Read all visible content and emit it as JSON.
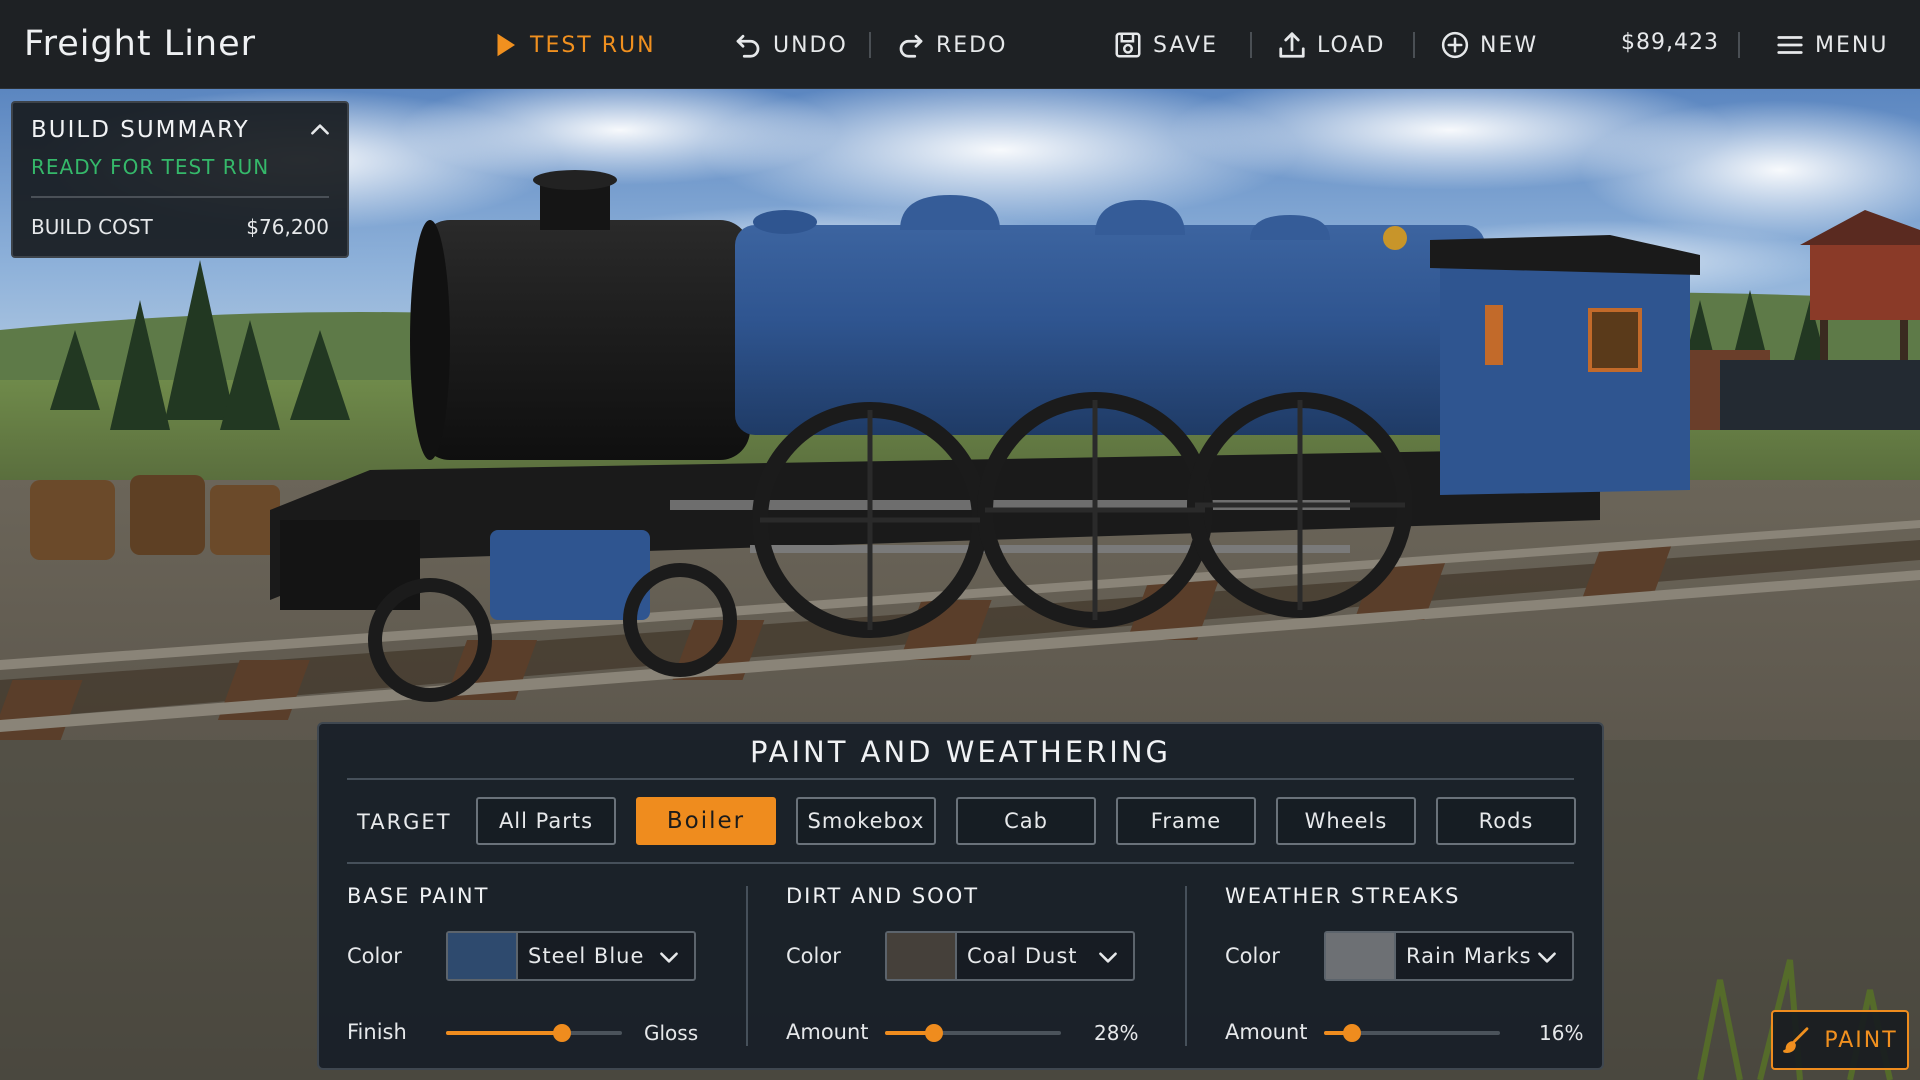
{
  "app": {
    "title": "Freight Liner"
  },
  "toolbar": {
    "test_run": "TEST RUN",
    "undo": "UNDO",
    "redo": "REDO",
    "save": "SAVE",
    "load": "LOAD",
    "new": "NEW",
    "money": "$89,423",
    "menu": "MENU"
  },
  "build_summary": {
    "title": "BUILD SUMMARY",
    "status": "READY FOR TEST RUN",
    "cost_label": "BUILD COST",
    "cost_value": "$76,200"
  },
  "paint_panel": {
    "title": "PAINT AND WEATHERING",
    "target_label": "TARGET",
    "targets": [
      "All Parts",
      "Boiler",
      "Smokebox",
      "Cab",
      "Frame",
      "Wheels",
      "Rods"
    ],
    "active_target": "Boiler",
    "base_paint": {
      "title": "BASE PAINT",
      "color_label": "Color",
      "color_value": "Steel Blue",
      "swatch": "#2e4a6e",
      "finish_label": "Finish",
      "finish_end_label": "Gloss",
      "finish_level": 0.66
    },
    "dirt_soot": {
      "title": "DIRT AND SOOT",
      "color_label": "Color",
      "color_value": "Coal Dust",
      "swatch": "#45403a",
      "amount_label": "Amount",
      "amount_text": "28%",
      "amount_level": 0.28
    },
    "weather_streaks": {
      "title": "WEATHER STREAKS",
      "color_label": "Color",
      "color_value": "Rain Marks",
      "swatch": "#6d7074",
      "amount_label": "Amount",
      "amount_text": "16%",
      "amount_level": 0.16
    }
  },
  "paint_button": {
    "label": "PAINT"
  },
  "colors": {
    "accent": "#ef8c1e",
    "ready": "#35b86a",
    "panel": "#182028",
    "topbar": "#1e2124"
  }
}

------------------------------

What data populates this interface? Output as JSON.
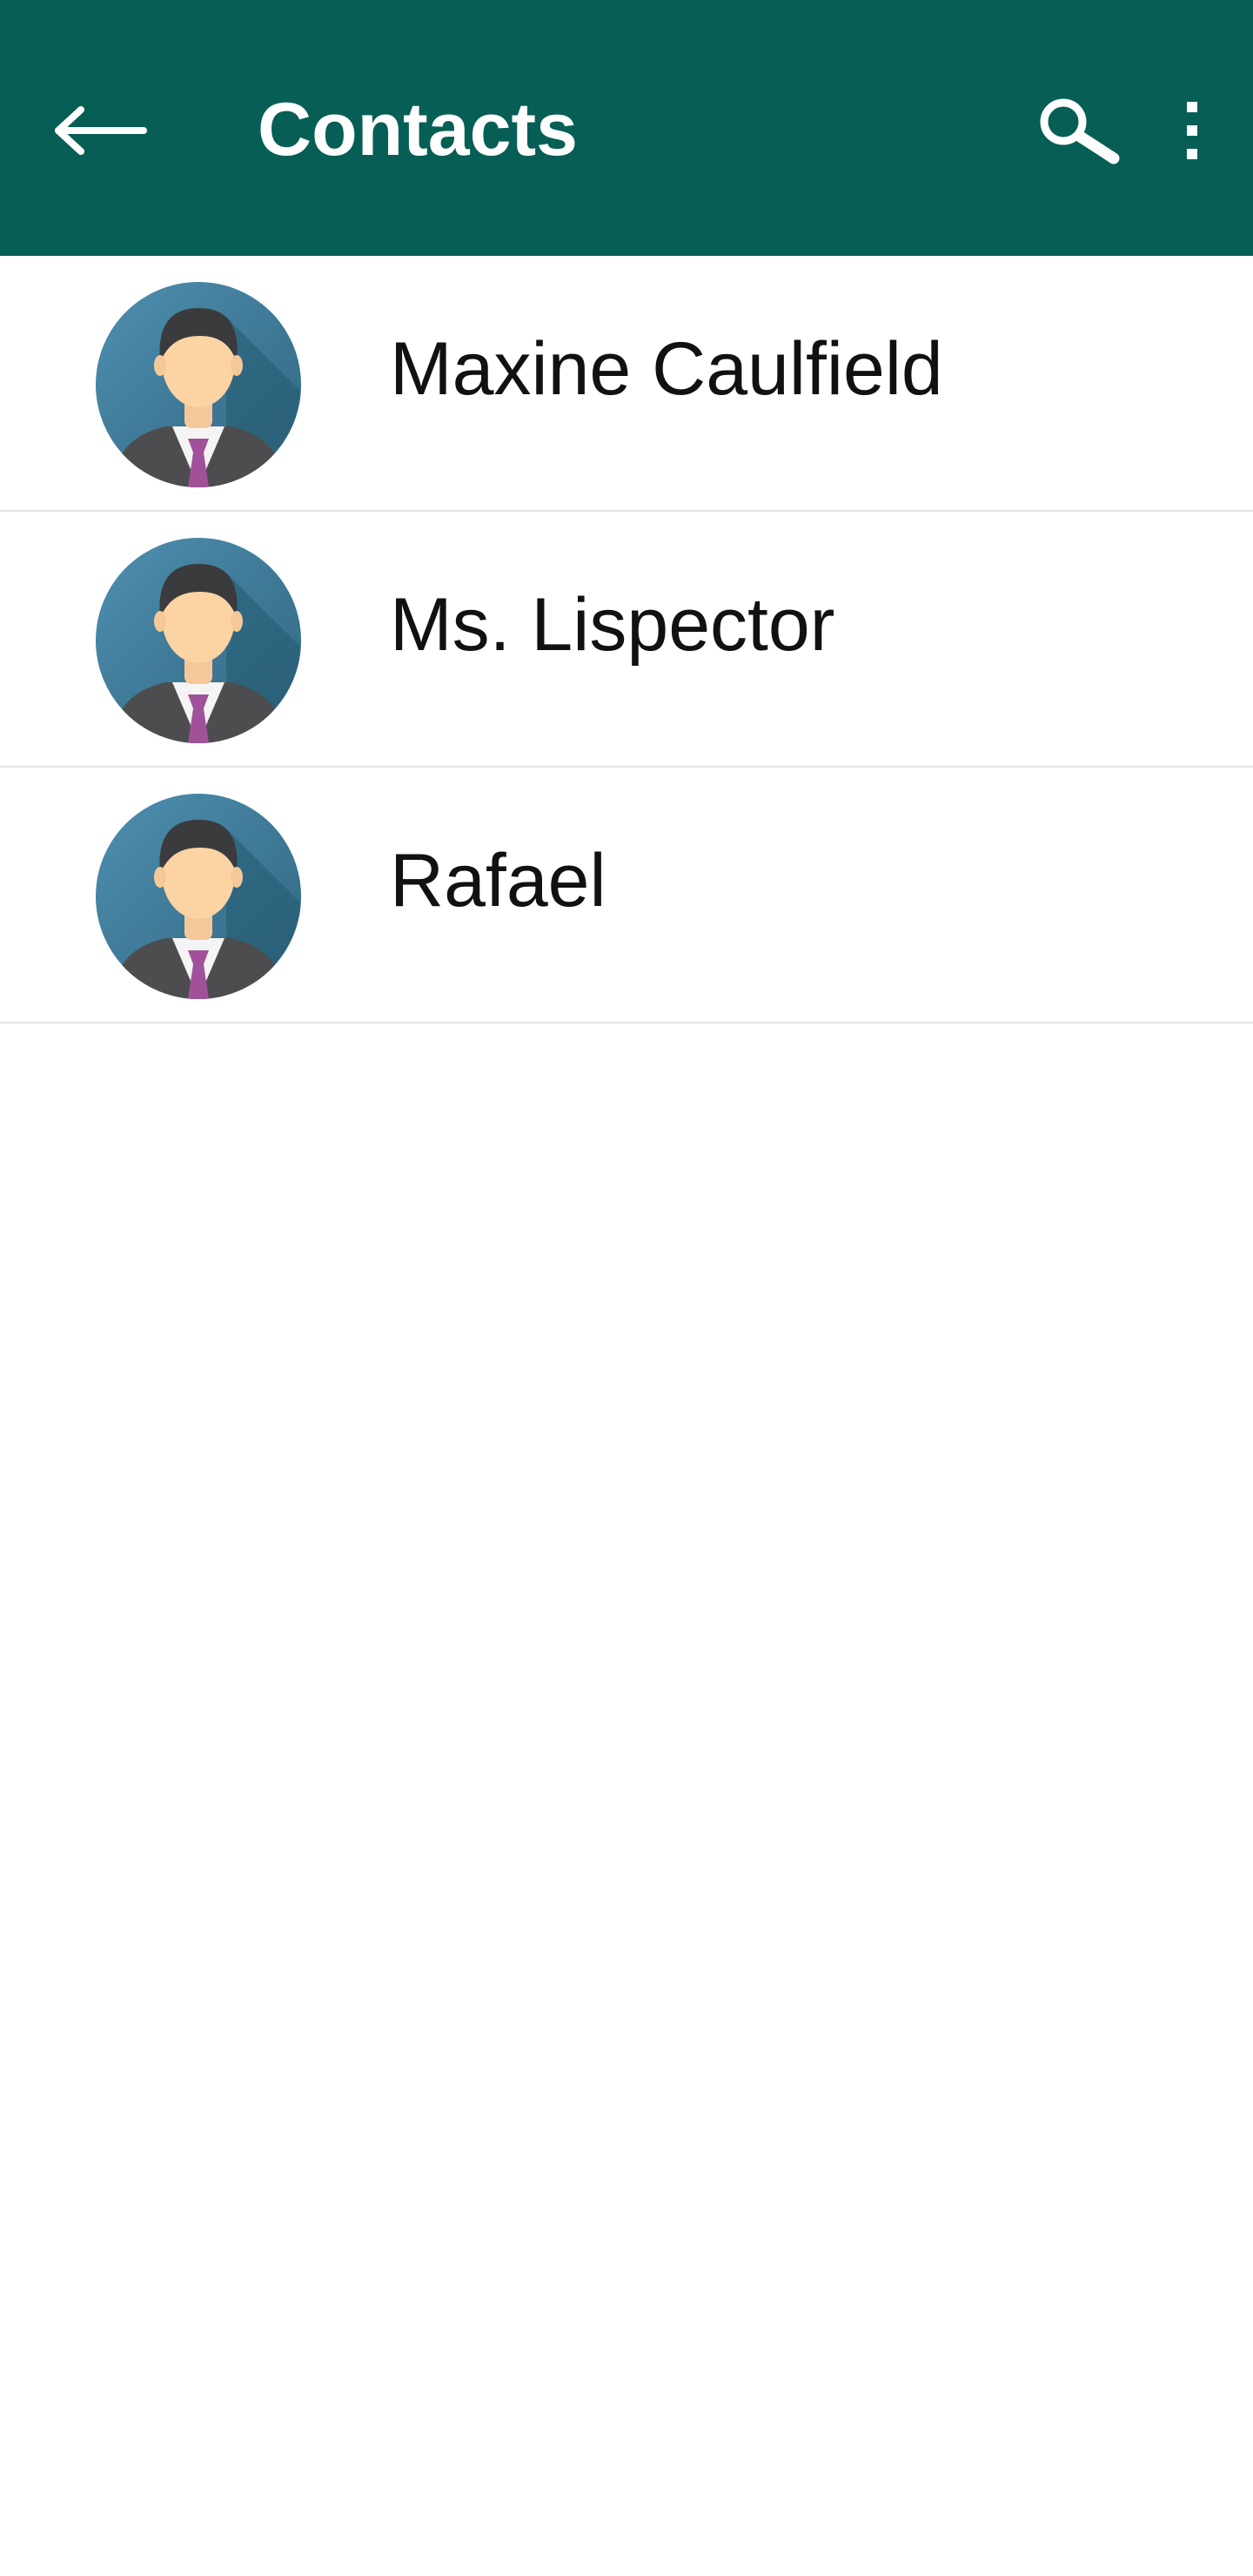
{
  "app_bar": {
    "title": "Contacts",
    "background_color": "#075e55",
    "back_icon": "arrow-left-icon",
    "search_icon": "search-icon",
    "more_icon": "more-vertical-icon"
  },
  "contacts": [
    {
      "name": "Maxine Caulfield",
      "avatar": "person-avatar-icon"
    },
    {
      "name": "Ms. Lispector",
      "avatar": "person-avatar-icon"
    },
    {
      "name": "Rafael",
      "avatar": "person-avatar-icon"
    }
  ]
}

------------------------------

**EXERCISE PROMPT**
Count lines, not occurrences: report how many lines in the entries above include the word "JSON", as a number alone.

**SOLUTION TO THE EXERCISE**
2